◆ Task to carry out: For the word "esetén", return each line of the data in which it occurs.

Items from an interface collection
· · · · ·

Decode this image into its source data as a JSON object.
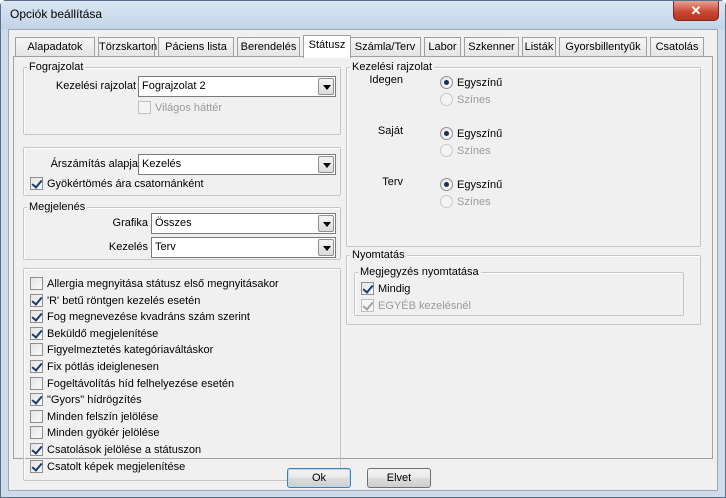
{
  "window": {
    "title": "Opciók beállítása",
    "close_glyph": "✕"
  },
  "tabs": [
    {
      "label": "Alapadatok",
      "active": false
    },
    {
      "label": "Törzskarton",
      "active": false
    },
    {
      "label": "Páciens lista",
      "active": false
    },
    {
      "label": "Berendelés",
      "active": false
    },
    {
      "label": "Státusz",
      "active": true
    },
    {
      "label": "Számla/Terv",
      "active": false
    },
    {
      "label": "Labor",
      "active": false
    },
    {
      "label": "Szkenner",
      "active": false
    },
    {
      "label": "Listák",
      "active": false
    },
    {
      "label": "Gyorsbillentyűk",
      "active": false
    },
    {
      "label": "Csatolás",
      "active": false
    }
  ],
  "fograjzolat": {
    "group_title": "Fograjzolat",
    "kezelesi_label": "Kezelési rajzolat",
    "kezelesi_value": "Fograjzolat 2",
    "vilagos_label": "Világos háttér",
    "vilagos_checked": false
  },
  "arszamitas": {
    "label": "Árszámítás alapja",
    "value": "Kezelés",
    "gyoker_label": "Gyökértömés ára csatornánként",
    "gyoker_checked": true
  },
  "megjelenes": {
    "group_title": "Megjelenés",
    "grafika_label": "Grafika",
    "grafika_value": "Összes",
    "kezeles_label": "Kezelés",
    "kezeles_value": "Terv"
  },
  "options": [
    {
      "label": "Allergia megnyitása státusz első megnyitásakor",
      "checked": false
    },
    {
      "label": "'R' betű röntgen kezelés esetén",
      "checked": true
    },
    {
      "label": "Fog megnevezése kvadráns szám szerint",
      "checked": true
    },
    {
      "label": "Beküldő megjelenítése",
      "checked": true
    },
    {
      "label": "Figyelmeztetés kategóriaváltáskor",
      "checked": false
    },
    {
      "label": "Fix pótlás ideiglenesen",
      "checked": true
    },
    {
      "label": "Fogeltávolítás híd felhelyezése esetén",
      "checked": false
    },
    {
      "label": "\"Gyors\" hídrögzítés",
      "checked": true
    },
    {
      "label": "Minden felszín jelölése",
      "checked": false
    },
    {
      "label": "Minden gyökér jelölése",
      "checked": false
    },
    {
      "label": "Csatolások jelölése a státuszon",
      "checked": true
    },
    {
      "label": "Csatolt képek megjelenítése",
      "checked": true
    }
  ],
  "kezelesi_rajzolat": {
    "group_title": "Kezelési rajzolat",
    "rows": [
      {
        "label": "Idegen",
        "opt1": "Egyszínű",
        "opt2": "Színes",
        "selected": 1
      },
      {
        "label": "Saját",
        "opt1": "Egyszínű",
        "opt2": "Színes",
        "selected": 1
      },
      {
        "label": "Terv",
        "opt1": "Egyszínű",
        "opt2": "Színes",
        "selected": 1
      }
    ]
  },
  "nyomtatas": {
    "group_title": "Nyomtatás",
    "sub_title": "Megjegyzés nyomtatása",
    "mindig_label": "Mindig",
    "mindig_checked": true,
    "egyeb_label": "EGYÉB kezelésnél",
    "egyeb_checked": true
  },
  "buttons": {
    "ok": "Ok",
    "cancel": "Elvet"
  }
}
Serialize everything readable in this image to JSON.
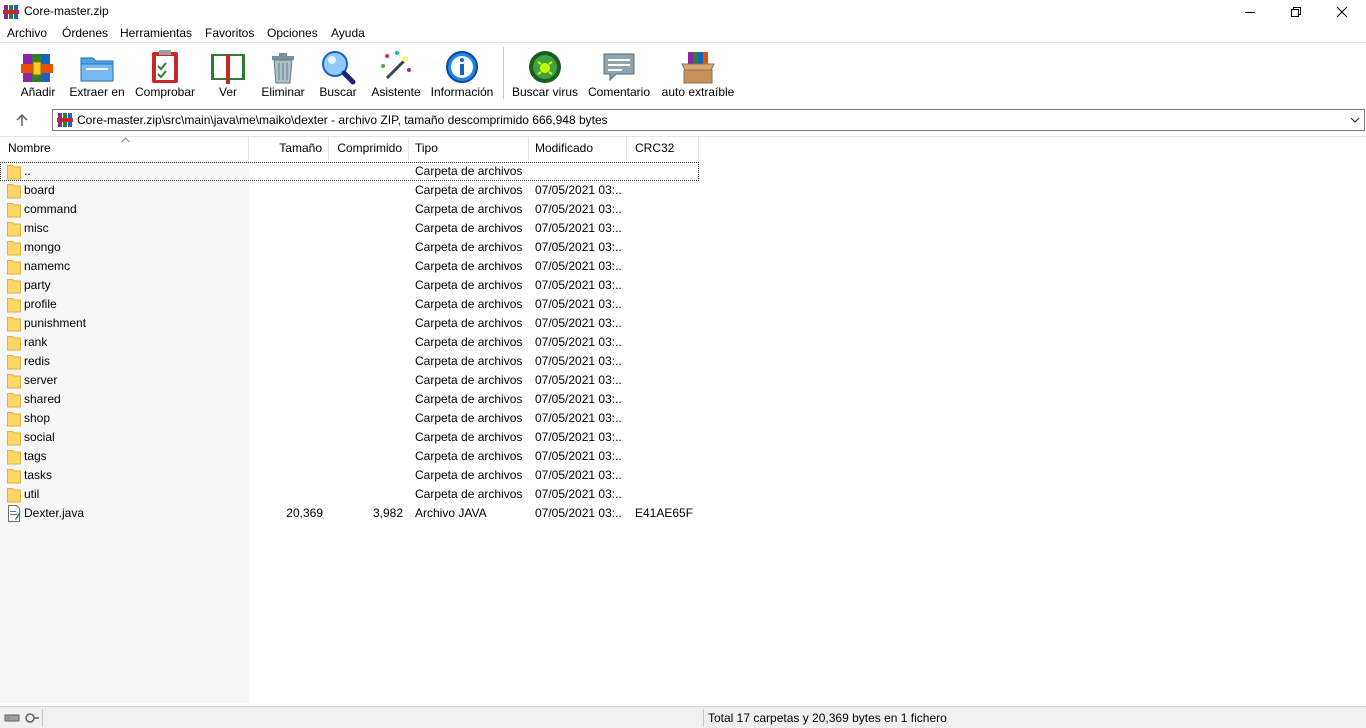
{
  "window": {
    "title": "Core-master.zip"
  },
  "menu": [
    "Archivo",
    "Órdenes",
    "Herramientas",
    "Favoritos",
    "Opciones",
    "Ayuda"
  ],
  "toolbar": [
    {
      "label": "Añadir",
      "icon": "add-archive-icon"
    },
    {
      "label": "Extraer en",
      "icon": "extract-folder-icon"
    },
    {
      "label": "Comprobar",
      "icon": "test-clipboard-icon"
    },
    {
      "label": "Ver",
      "icon": "view-book-icon"
    },
    {
      "label": "Eliminar",
      "icon": "trash-icon"
    },
    {
      "label": "Buscar",
      "icon": "magnifier-icon"
    },
    {
      "label": "Asistente",
      "icon": "wizard-wand-icon"
    },
    {
      "label": "Información",
      "icon": "info-icon"
    },
    {
      "label": "Buscar virus",
      "icon": "virus-scan-icon"
    },
    {
      "label": "Comentario",
      "icon": "comment-icon"
    },
    {
      "label": "auto extraíble",
      "icon": "sfx-box-icon"
    }
  ],
  "address": {
    "path": "Core-master.zip\\src\\main\\java\\me\\maiko\\dexter - archivo ZIP, tamaño descomprimido 666,948 bytes"
  },
  "columns": {
    "name": "Nombre",
    "size": "Tamaño",
    "compressed": "Comprimido",
    "type": "Tipo",
    "modified": "Modificado",
    "crc": "CRC32"
  },
  "files": [
    {
      "name": "..",
      "size": "",
      "compressed": "",
      "type": "Carpeta de archivos",
      "modified": "",
      "crc": "",
      "kind": "folder"
    },
    {
      "name": "board",
      "size": "",
      "compressed": "",
      "type": "Carpeta de archivos",
      "modified": "07/05/2021 03:...",
      "crc": "",
      "kind": "folder"
    },
    {
      "name": "command",
      "size": "",
      "compressed": "",
      "type": "Carpeta de archivos",
      "modified": "07/05/2021 03:...",
      "crc": "",
      "kind": "folder"
    },
    {
      "name": "misc",
      "size": "",
      "compressed": "",
      "type": "Carpeta de archivos",
      "modified": "07/05/2021 03:...",
      "crc": "",
      "kind": "folder"
    },
    {
      "name": "mongo",
      "size": "",
      "compressed": "",
      "type": "Carpeta de archivos",
      "modified": "07/05/2021 03:...",
      "crc": "",
      "kind": "folder"
    },
    {
      "name": "namemc",
      "size": "",
      "compressed": "",
      "type": "Carpeta de archivos",
      "modified": "07/05/2021 03:...",
      "crc": "",
      "kind": "folder"
    },
    {
      "name": "party",
      "size": "",
      "compressed": "",
      "type": "Carpeta de archivos",
      "modified": "07/05/2021 03:...",
      "crc": "",
      "kind": "folder"
    },
    {
      "name": "profile",
      "size": "",
      "compressed": "",
      "type": "Carpeta de archivos",
      "modified": "07/05/2021 03:...",
      "crc": "",
      "kind": "folder"
    },
    {
      "name": "punishment",
      "size": "",
      "compressed": "",
      "type": "Carpeta de archivos",
      "modified": "07/05/2021 03:...",
      "crc": "",
      "kind": "folder"
    },
    {
      "name": "rank",
      "size": "",
      "compressed": "",
      "type": "Carpeta de archivos",
      "modified": "07/05/2021 03:...",
      "crc": "",
      "kind": "folder"
    },
    {
      "name": "redis",
      "size": "",
      "compressed": "",
      "type": "Carpeta de archivos",
      "modified": "07/05/2021 03:...",
      "crc": "",
      "kind": "folder"
    },
    {
      "name": "server",
      "size": "",
      "compressed": "",
      "type": "Carpeta de archivos",
      "modified": "07/05/2021 03:...",
      "crc": "",
      "kind": "folder"
    },
    {
      "name": "shared",
      "size": "",
      "compressed": "",
      "type": "Carpeta de archivos",
      "modified": "07/05/2021 03:...",
      "crc": "",
      "kind": "folder"
    },
    {
      "name": "shop",
      "size": "",
      "compressed": "",
      "type": "Carpeta de archivos",
      "modified": "07/05/2021 03:...",
      "crc": "",
      "kind": "folder"
    },
    {
      "name": "social",
      "size": "",
      "compressed": "",
      "type": "Carpeta de archivos",
      "modified": "07/05/2021 03:...",
      "crc": "",
      "kind": "folder"
    },
    {
      "name": "tags",
      "size": "",
      "compressed": "",
      "type": "Carpeta de archivos",
      "modified": "07/05/2021 03:...",
      "crc": "",
      "kind": "folder"
    },
    {
      "name": "tasks",
      "size": "",
      "compressed": "",
      "type": "Carpeta de archivos",
      "modified": "07/05/2021 03:...",
      "crc": "",
      "kind": "folder"
    },
    {
      "name": "util",
      "size": "",
      "compressed": "",
      "type": "Carpeta de archivos",
      "modified": "07/05/2021 03:...",
      "crc": "",
      "kind": "folder"
    },
    {
      "name": "Dexter.java",
      "size": "20,369",
      "compressed": "3,982",
      "type": "Archivo JAVA",
      "modified": "07/05/2021 03:...",
      "crc": "E41AE65F",
      "kind": "java-file"
    }
  ],
  "status": {
    "text": "Total 17 carpetas y 20,369 bytes en 1 fichero"
  }
}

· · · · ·

◆ Response to this exercise:
      "label": "'R' betű röntgen kezelés esetén",
      "label": "Fogeltávolítás híd felhelyezése esetén",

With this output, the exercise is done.